◆ EXTRACTED RECORDS
"""
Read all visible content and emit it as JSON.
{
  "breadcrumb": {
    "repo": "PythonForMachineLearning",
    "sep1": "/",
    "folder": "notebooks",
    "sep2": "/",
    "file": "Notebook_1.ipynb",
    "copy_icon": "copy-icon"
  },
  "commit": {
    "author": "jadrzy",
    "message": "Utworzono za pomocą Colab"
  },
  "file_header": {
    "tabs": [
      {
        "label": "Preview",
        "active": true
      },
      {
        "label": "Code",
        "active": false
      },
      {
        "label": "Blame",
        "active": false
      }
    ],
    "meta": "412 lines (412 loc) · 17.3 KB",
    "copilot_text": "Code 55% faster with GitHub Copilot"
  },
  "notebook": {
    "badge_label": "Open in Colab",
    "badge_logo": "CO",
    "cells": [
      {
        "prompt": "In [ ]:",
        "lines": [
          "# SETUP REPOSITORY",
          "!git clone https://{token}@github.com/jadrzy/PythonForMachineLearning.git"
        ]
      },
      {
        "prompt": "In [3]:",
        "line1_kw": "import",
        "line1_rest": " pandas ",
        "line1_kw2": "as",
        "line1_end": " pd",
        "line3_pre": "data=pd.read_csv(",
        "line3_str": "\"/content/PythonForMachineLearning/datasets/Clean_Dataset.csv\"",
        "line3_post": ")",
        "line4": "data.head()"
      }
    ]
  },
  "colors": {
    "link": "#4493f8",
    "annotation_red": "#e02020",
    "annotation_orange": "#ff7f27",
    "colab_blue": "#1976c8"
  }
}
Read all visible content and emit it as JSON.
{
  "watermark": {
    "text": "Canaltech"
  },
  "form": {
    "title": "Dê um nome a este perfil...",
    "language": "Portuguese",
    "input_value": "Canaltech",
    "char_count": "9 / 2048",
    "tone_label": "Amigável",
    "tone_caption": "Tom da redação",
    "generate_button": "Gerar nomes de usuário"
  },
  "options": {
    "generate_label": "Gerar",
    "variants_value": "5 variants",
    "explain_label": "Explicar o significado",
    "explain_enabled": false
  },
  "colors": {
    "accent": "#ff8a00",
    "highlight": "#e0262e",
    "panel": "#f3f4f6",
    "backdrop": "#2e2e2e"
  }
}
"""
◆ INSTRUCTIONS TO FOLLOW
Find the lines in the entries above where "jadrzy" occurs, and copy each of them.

◆ FINISHED EXERCISE
    "author": "jadrzy",
          "!git clone https://{token}@github.com/jadrzy/PythonForMachineLearning.git"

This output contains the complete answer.